A calcium sensitiser used in the management of acutely decompensated congestive heart failure.
Trade name Simdax.
Routes of administration IV
Protein binding 97–98%.
Has extensive hepatic metabolism.
Elimination half-life about 1 hour and 75–80 hours for metabolites.
Excretion urine (54%), feces (44%).
Mechanism of action Edit
As a calcium sensitizer, it increases the sensitivity of the heart to calcium, thus increasing cardiac contractility without a rise in intracellular calcium.
It exerts a positive inotropic effect by increasing calcium sensitivity of myocytes by binding to cardiac troponin C in a calcium-dependent manner.
It has a vasodilatory effect, by opening adenosine triphosphate (ATP)-sensitive potassium channels in vascular smooth muscle to cause smooth muscle relaxation.
The combination of inotropic and vasodilatory actions result in an increased force of contraction, decreased preload and decreased afterload.
It opens also the mitochondrial (ATP)-sensitive potassium channels in cardiomyocytes, exerting a cardioprotective effect.

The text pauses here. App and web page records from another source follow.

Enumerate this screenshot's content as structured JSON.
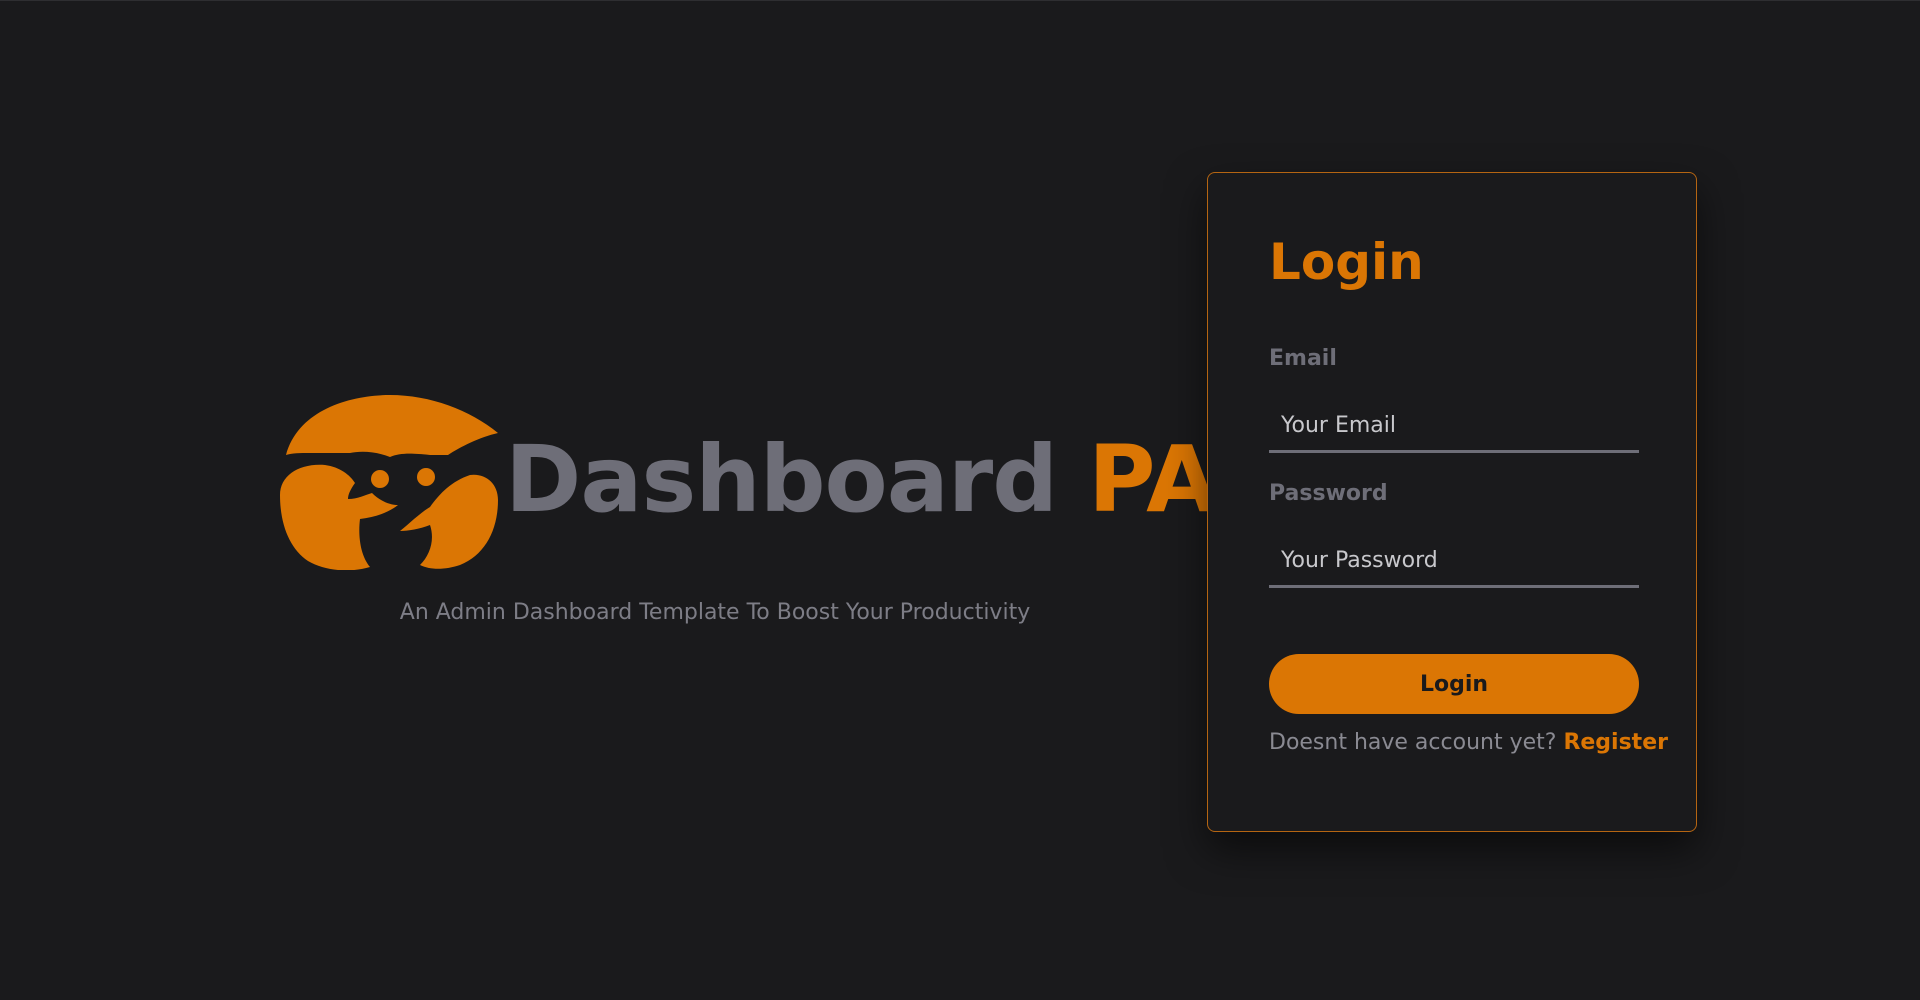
{
  "brand": {
    "name_part1": "Dashboard",
    "name_part2": "PAL",
    "tagline": "An Admin Dashboard Template To Boost Your Productivity",
    "logo_icon": "smiling-face-logo-icon"
  },
  "login_form": {
    "title": "Login",
    "email_label": "Email",
    "email_placeholder": "Your Email",
    "email_value": "",
    "password_label": "Password",
    "password_placeholder": "Your Password",
    "password_value": "",
    "submit_label": "Login",
    "register_prompt": "Doesnt have account yet?",
    "register_link": "Register"
  },
  "colors": {
    "background": "#1a1a1c",
    "accent": "#db7604",
    "muted_text": "#6e6e78",
    "card_border": "#b56512"
  }
}
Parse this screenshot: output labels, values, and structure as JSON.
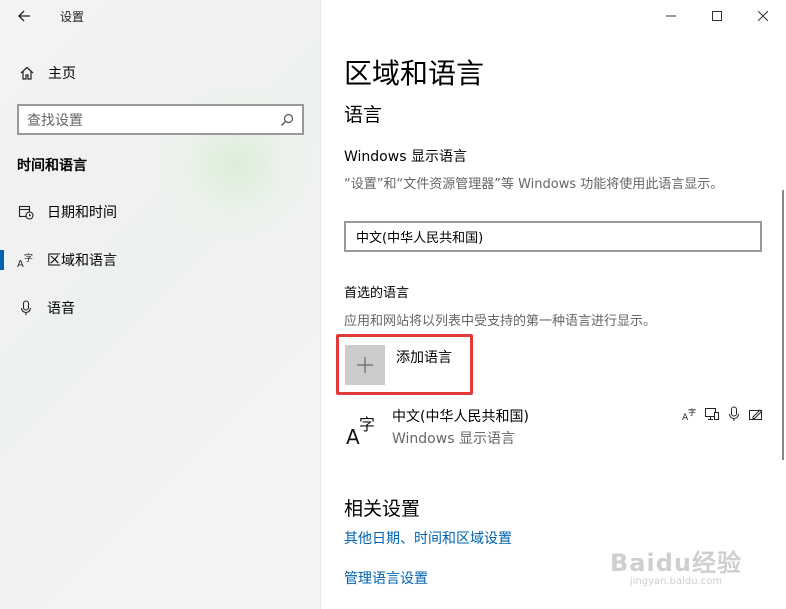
{
  "window": {
    "app_title": "设置",
    "back_icon": "back-arrow-icon",
    "controls": [
      "minimize-icon",
      "maximize-icon",
      "close-icon"
    ]
  },
  "sidebar": {
    "home_label": "主页",
    "search_placeholder": "查找设置",
    "section_title": "时间和语言",
    "items": [
      {
        "label": "日期和时间",
        "icon": "calendar-clock-icon"
      },
      {
        "label": "区域和语言",
        "icon": "language-icon",
        "active": true
      },
      {
        "label": "语音",
        "icon": "microphone-icon"
      }
    ]
  },
  "main": {
    "page_title": "区域和语言",
    "language_heading": "语言",
    "display_language_label": "Windows 显示语言",
    "display_language_desc": "“设置”和“文件资源管理器”等 Windows 功能将使用此语言显示。",
    "display_language_value": "中文(中华人民共和国)",
    "preferred_label": "首选的语言",
    "preferred_desc": "应用和网站将以列表中受支持的第一种语言进行显示。",
    "add_language_label": "添加语言",
    "language_list": [
      {
        "name": "中文(中华人民共和国)",
        "sub": "Windows 显示语言",
        "features": [
          "language-pack-icon",
          "display-icon",
          "speech-icon",
          "handwriting-icon"
        ]
      }
    ],
    "related_heading": "相关设置",
    "links": [
      "其他日期、时间和区域设置",
      "管理语言设置"
    ]
  },
  "watermark": {
    "main": "Baidu经验",
    "sub": "jingyan.baidu.com"
  },
  "colors": {
    "accent": "#0063b1",
    "highlight": "#e03a3a",
    "sidebar_bg": "#f3f3f3"
  }
}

It is indicated for inotropic support in acutely-decompensated severe congestive heart failure in situations where conventional therapy is not adequate.
In the SURVIVE study, there was a reduction in plasma B-type natriuretic peptide levels, but did not significantly reduce all-cause mortality at 180 days.
It is superior to dobutamine for treating patients with a history of CHF or those on beta-blocker therapy when they are hospitalized with acute decompensations.
Its use is contraindicated in patients with moderate-to-severe kidney impairment, severe liver impairment, severe ventricular filling or outflow obstruction, very low blood pressure and fast heart rate, and/or history of the abnormal heart rhythm torsades de pointes.
Adverse effects: headache, hypotension, arrhythmias, myocardial ischemia, hypokalaemia and/or nausea.
It is marketed as a 2.5 mg/mL concentrated solution for IV infusion, that is diluted with glucose 5% solution before infusion.